Since its first announcement last year, I’d pretty much forgotten about the Watch being released. I thought the press announcement was smart – an announcement without a timescale and sent the share price even higher. So when I was with my son on the Tube recently and he whispered to me that the teenager sitting opposite us had “THE WATCH!” it served as a timely reminder (pun intended). Continue reading Apple Watch update→
If you’d visited this blog over the weekend, you’d have received a WordPress error message. I only discovered it on Sunday evening when I checked the site for feedback. Google Analytics revealed the outage started from about 1am on Saturday morning.
I tried fixing the problem. I tried everything I could to fix it. One limitation I faced was that I have been brought up on Microsoft technologies (.net and SQL Server) and not php and MySQL – the technology that this blog runs on.
Frustrated, I went to sleep on Sunday night knowing the site was still unavailable.
After work on Monday I returned home and tried a few more things. I reached out to a WordPress guru I know. He offered some advice but I’d already tried everything suggested.
And then I came across one of the new types of one to one support websites where specific experts help other users.
I’ve always been interested in this area of consumer support. Graduating in Computer Science a couple(!!) of years ago earned me the natural honour of fixing anything within my extended family that had electricity flowing through it. Since my degree I’ve been asked to ‘programme’ the clocks in various cars, fix a microwave, tune in a TV and set up speakers – my university course appears to have been highly practical from an external perspective.
When family or friends call for help with real computer issues such as domain names, broken hard drive, email configuration, or Google Apps, I wonder who people call if they don’t have access to a friend or family member with a technical computer background.
So there I was on Monday evening, urgently wanting my site fixed, on Wizpert.com. I thought I’d give it a try. The sign up process was fast, and within a few seconds I was talking to a friendly chap from Romania (yes… I wondered whether there was an Endava link too, but no there wasn’t) who was one of their WordPress experts. At first we were chatting on Wizpert’s chat screen, and then I offered for him to remote on to my screen using Chrome Remote Desktop.
Naturally I was sceptical, and thought at some stage he might try to install some spyware somewhere, or change some passwords for access at a later stage. I watched carefully as he moved around my virtual server.
Just under two hours later he had fixed the issue and after thoroughly testing the solution I was a happier man.
The issue wasn’t straightforward, and required two types of solutions. We were still puzzled at the end about how the problem had started on the Saturday night at 1am – our assumption is that one of the WordPress components ‘auto-updated’ and broke the MySQL installation.
Wizpert is one of a number of new support models arising in the peer Internet age such as Amazon have with the Mayday button.
On Wizpert, payment to the expert is discretionary.
If you do decide to pay, users buy ‘coins’ using a credit card or PayPal, and then send these coins to the expert who helped. There are recommendations during the chat process “Most users who this expert helped gave x coins to thank them”.

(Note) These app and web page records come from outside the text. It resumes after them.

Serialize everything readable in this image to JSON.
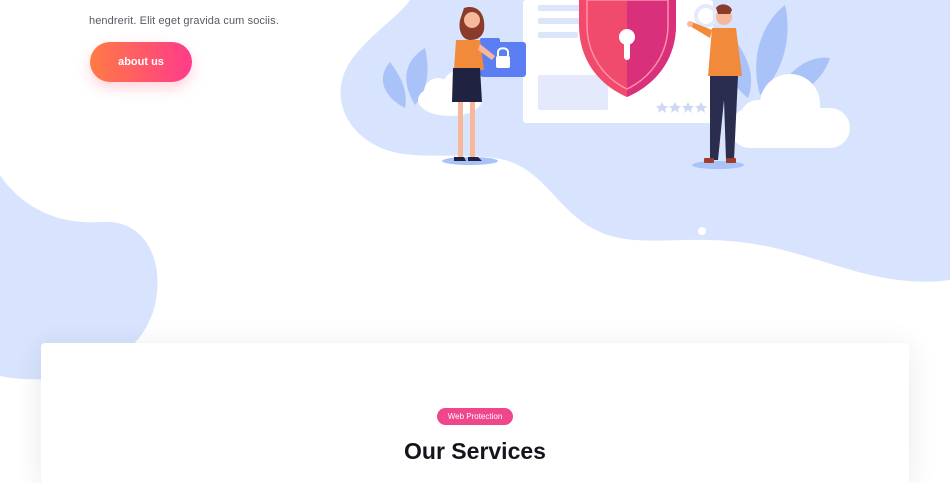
{
  "hero": {
    "body_text": "hendrerit. Elit eget gravida cum sociis.",
    "about_button_label": "about us"
  },
  "illustration": {
    "shield": "shield-keyhole-icon",
    "folder": "folder-lock-icon",
    "rating_stars": "stars-icon",
    "rating": 4
  },
  "services": {
    "badge_label": "Web Protection",
    "title": "Our Services"
  },
  "colors": {
    "accent_start": "#ff7a45",
    "accent_end": "#ff3b8a",
    "badge": "#f0468c",
    "blob": "#d8e4fd",
    "shield": "#f04a6c",
    "title": "#14141c"
  }
}
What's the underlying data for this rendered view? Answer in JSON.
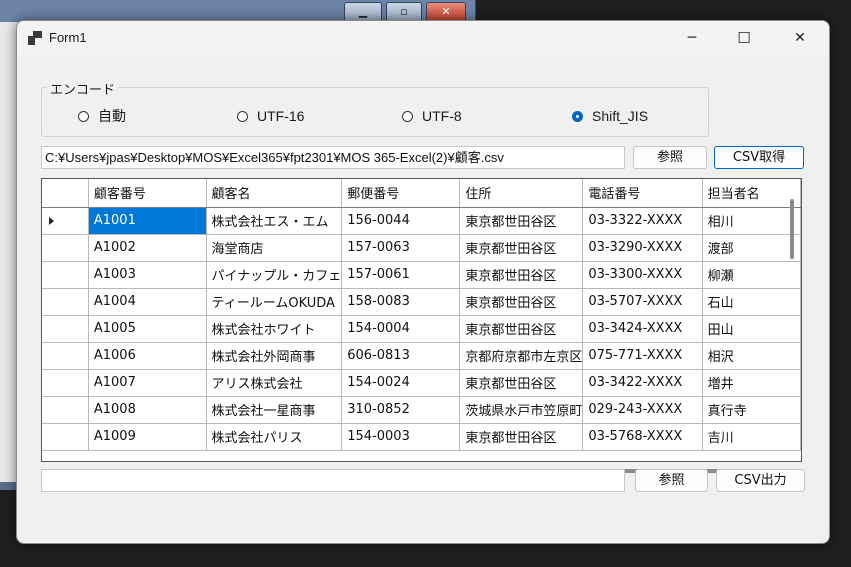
{
  "window": {
    "title": "Form1",
    "minimize": "─",
    "maximize": "☐",
    "close": "✕"
  },
  "background_window": {
    "min": "▁",
    "max": "▫",
    "close": "✕"
  },
  "encoding": {
    "legend": "エンコード",
    "options": [
      {
        "label": "自動",
        "checked": false
      },
      {
        "label": "UTF-16",
        "checked": false
      },
      {
        "label": "UTF-8",
        "checked": false
      },
      {
        "label": "Shift_JIS",
        "checked": true
      }
    ]
  },
  "input_row": {
    "path_value": "C:¥Users¥jpas¥Desktop¥MOS¥Excel365¥fpt2301¥MOS 365-Excel(2)¥顧客.csv",
    "browse_label": "参照",
    "load_label": "CSV取得"
  },
  "grid": {
    "columns": [
      "顧客番号",
      "顧客名",
      "郵便番号",
      "住所",
      "電話番号",
      "担当者名"
    ],
    "rows": [
      [
        "A1001",
        "株式会社エス・エム",
        "156-0044",
        "東京都世田谷区",
        "03-3322-XXXX",
        "相川"
      ],
      [
        "A1002",
        "海堂商店",
        "157-0063",
        "東京都世田谷区",
        "03-3290-XXXX",
        "渡部"
      ],
      [
        "A1003",
        "パイナップル・カフェ",
        "157-0061",
        "東京都世田谷区",
        "03-3300-XXXX",
        "柳瀬"
      ],
      [
        "A1004",
        "ティールームOKUDA",
        "158-0083",
        "東京都世田谷区",
        "03-5707-XXXX",
        "石山"
      ],
      [
        "A1005",
        "株式会社ホワイト",
        "154-0004",
        "東京都世田谷区",
        "03-3424-XXXX",
        "田山"
      ],
      [
        "A1006",
        "株式会社外岡商事",
        "606-0813",
        "京都府京都市左京区",
        "075-771-XXXX",
        "相沢"
      ],
      [
        "A1007",
        "アリス株式会社",
        "154-0024",
        "東京都世田谷区",
        "03-3422-XXXX",
        "増井"
      ],
      [
        "A1008",
        "株式会社一星商事",
        "310-0852",
        "茨城県水戸市笠原町",
        "029-243-XXXX",
        "真行寺"
      ],
      [
        "A1009",
        "株式会社パリス",
        "154-0003",
        "東京都世田谷区",
        "03-5768-XXXX",
        "吉川"
      ]
    ],
    "selected_row": 0
  },
  "output_row": {
    "path_value": "",
    "browse_label": "参照",
    "export_label": "CSV出力"
  },
  "colors": {
    "accent": "#0078d7",
    "radio_checked": "#0067c0"
  }
}
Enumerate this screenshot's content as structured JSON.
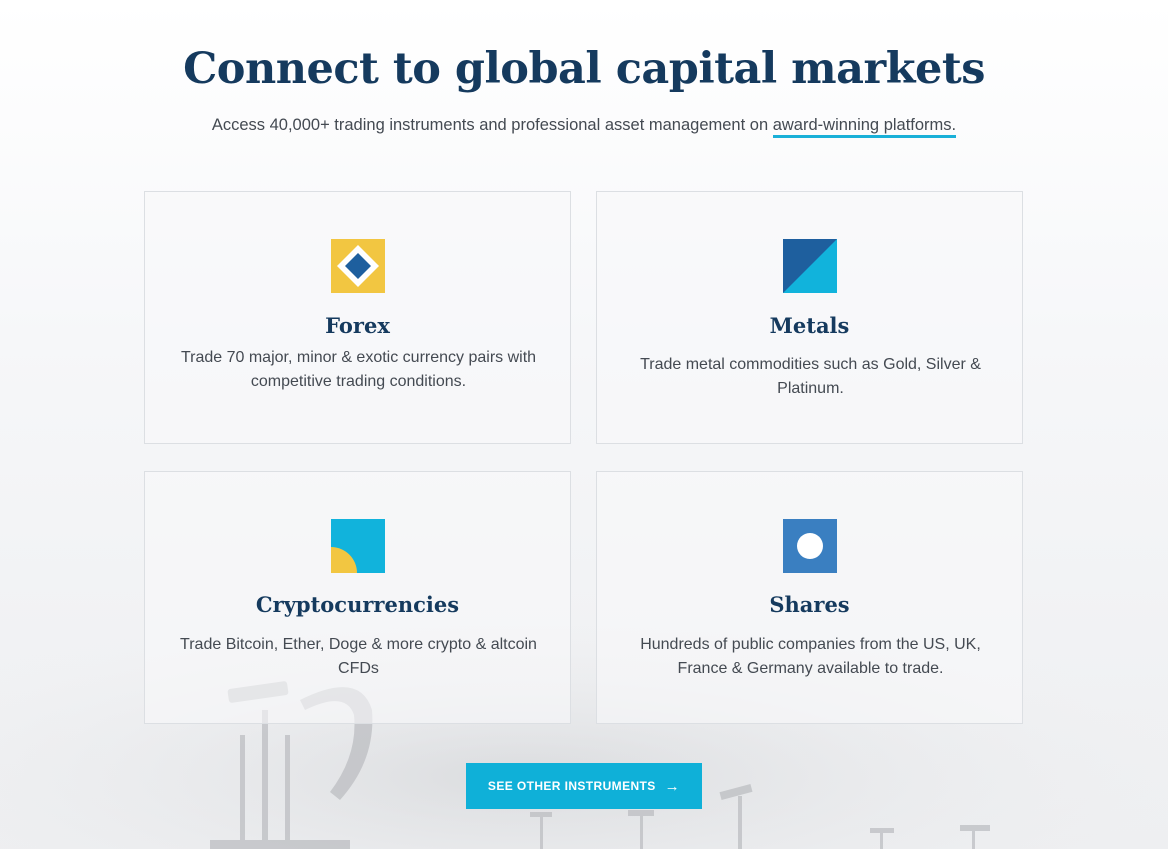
{
  "hero": {
    "title": "Connect to global capital markets",
    "subtitle_text": "Access 40,000+ trading instruments and professional asset management on ",
    "subtitle_link": "award-winning platforms."
  },
  "cards": [
    {
      "title": "Forex",
      "description": "Trade 70 major, minor & exotic currency pairs with competitive trading conditions.",
      "icon": "forex-icon"
    },
    {
      "title": "Metals",
      "description": "Trade metal commodities such as Gold, Silver & Platinum.",
      "icon": "metals-icon"
    },
    {
      "title": "Cryptocurrencies",
      "description": "Trade Bitcoin, Ether, Doge & more crypto & altcoin CFDs",
      "icon": "crypto-icon"
    },
    {
      "title": "Shares",
      "description": "Hundreds of public companies from the US, UK, France & Germany available to trade.",
      "icon": "shares-icon"
    }
  ],
  "cta": {
    "label": "SEE OTHER INSTRUMENTS",
    "icon": "arrow-right-icon"
  },
  "colors": {
    "heading": "#153a5e",
    "accent": "#0fb0d8",
    "yellow": "#f2c641",
    "dark_blue": "#1e5f9e",
    "mid_blue": "#3a7fc1"
  }
}
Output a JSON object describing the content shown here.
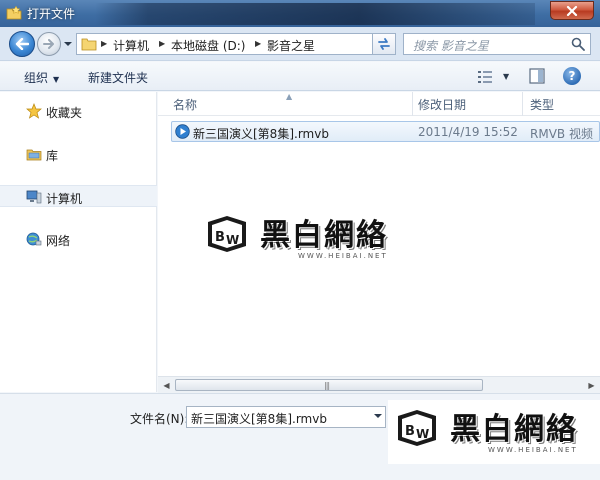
{
  "window": {
    "title": "打开文件"
  },
  "address": {
    "crumbs": [
      "计算机",
      "本地磁盘 (D:)",
      "影音之星"
    ],
    "search_placeholder": "搜索 影音之星"
  },
  "toolbar": {
    "organize_label": "组织",
    "new_folder_label": "新建文件夹"
  },
  "nav": {
    "items": [
      {
        "label": "收藏夹",
        "icon": "star-icon"
      },
      {
        "label": "库",
        "icon": "library-icon"
      },
      {
        "label": "计算机",
        "icon": "computer-icon",
        "selected": true
      },
      {
        "label": "网络",
        "icon": "network-icon"
      }
    ]
  },
  "files": {
    "columns": [
      "名称",
      "修改日期",
      "类型"
    ],
    "rows": [
      {
        "name": "新三国演义[第8集].rmvb",
        "modified": "2011/4/19 15:52",
        "type": "RMVB 视频",
        "icon": "video-file-icon",
        "selected": true
      }
    ]
  },
  "bottom": {
    "filename_label": "文件名(N):",
    "filename_value": "新三国演义[第8集].rmvb"
  },
  "watermark": {
    "brand": "黑白網絡",
    "url": "WWW.HEIBAI.NET"
  },
  "colors": {
    "titlebar": "#3e6da3",
    "accent": "#2f6db6",
    "selection": "#e1ecf8"
  }
}
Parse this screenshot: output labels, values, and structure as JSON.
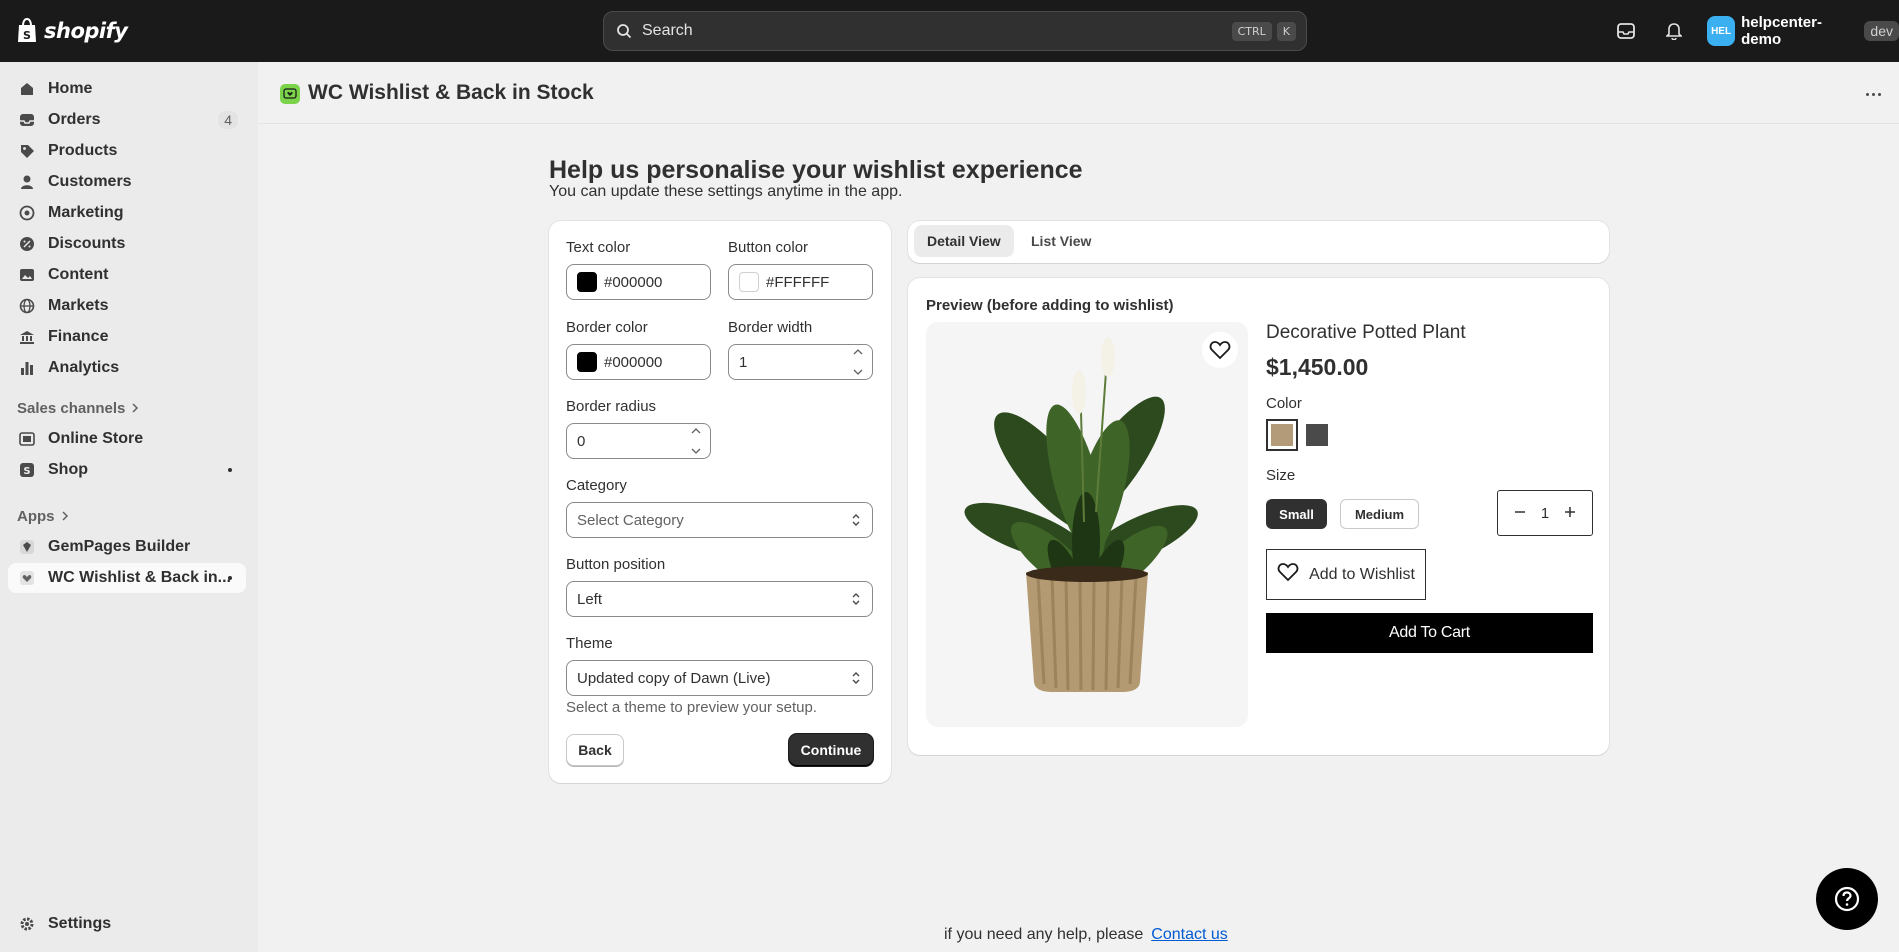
{
  "topbar": {
    "logo_text": "shopify",
    "search_placeholder": "Search",
    "kbd_ctrl": "CTRL",
    "kbd_k": "K",
    "account_initials": "HEL",
    "account_name": "helpcenter-demo",
    "account_badge": "dev"
  },
  "sidebar": {
    "items": [
      {
        "label": "Home",
        "icon": "home-icon"
      },
      {
        "label": "Orders",
        "icon": "inbox-icon",
        "badge": "4"
      },
      {
        "label": "Products",
        "icon": "tag-icon"
      },
      {
        "label": "Customers",
        "icon": "person-icon"
      },
      {
        "label": "Marketing",
        "icon": "target-icon"
      },
      {
        "label": "Discounts",
        "icon": "discount-icon"
      },
      {
        "label": "Content",
        "icon": "image-icon"
      },
      {
        "label": "Markets",
        "icon": "globe-icon"
      },
      {
        "label": "Finance",
        "icon": "bank-icon"
      },
      {
        "label": "Analytics",
        "icon": "bar-chart-icon"
      }
    ],
    "sales_channels_heading": "Sales channels",
    "sales_channels": [
      {
        "label": "Online Store",
        "icon": "store-icon"
      },
      {
        "label": "Shop",
        "icon": "shop-icon"
      }
    ],
    "apps_heading": "Apps",
    "apps": [
      {
        "label": "GemPages Builder",
        "icon": "gem-icon"
      },
      {
        "label": "WC Wishlist & Back in...",
        "icon": "wishlist-app-icon"
      }
    ],
    "settings_label": "Settings"
  },
  "page": {
    "title": "WC Wishlist & Back in Stock",
    "heading": "Help us personalise your wishlist experience",
    "subheading": "You can update these settings anytime in the app."
  },
  "settings_form": {
    "text_color_label": "Text color",
    "text_color_value": "#000000",
    "button_color_label": "Button color",
    "button_color_value": "#FFFFFF",
    "border_color_label": "Border color",
    "border_color_value": "#000000",
    "border_width_label": "Border width",
    "border_width_value": "1",
    "border_radius_label": "Border radius",
    "border_radius_value": "0",
    "category_label": "Category",
    "category_value": "Select Category",
    "button_position_label": "Button position",
    "button_position_value": "Left",
    "theme_label": "Theme",
    "theme_value": "Updated copy of Dawn (Live)",
    "theme_hint": "Select a theme to preview your setup.",
    "back_label": "Back",
    "continue_label": "Continue"
  },
  "preview_tabs": {
    "detail_view": "Detail View",
    "list_view": "List View"
  },
  "preview": {
    "title": "Preview (before adding to wishlist)",
    "product_title": "Decorative Potted Plant",
    "price": "$1,450.00",
    "color_label": "Color",
    "color_swatches": [
      "#b39a78",
      "#4a4a4a"
    ],
    "size_label": "Size",
    "sizes": [
      "Small",
      "Medium"
    ],
    "quantity": "1",
    "add_to_wishlist": "Add to Wishlist",
    "add_to_cart": "Add To Cart"
  },
  "footer": {
    "help_text": "if you need any help, please",
    "contact_link": "Contact us"
  }
}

I doubt these support models will be used for enterprise clients, but as devices and applications become more complex – and certainly more essential to our daily lives, end-user support will transform from the current model of phoning anyone you know with a Computer Science degree, to being able to ask someone sitting a few thousand miles away for some help and advice.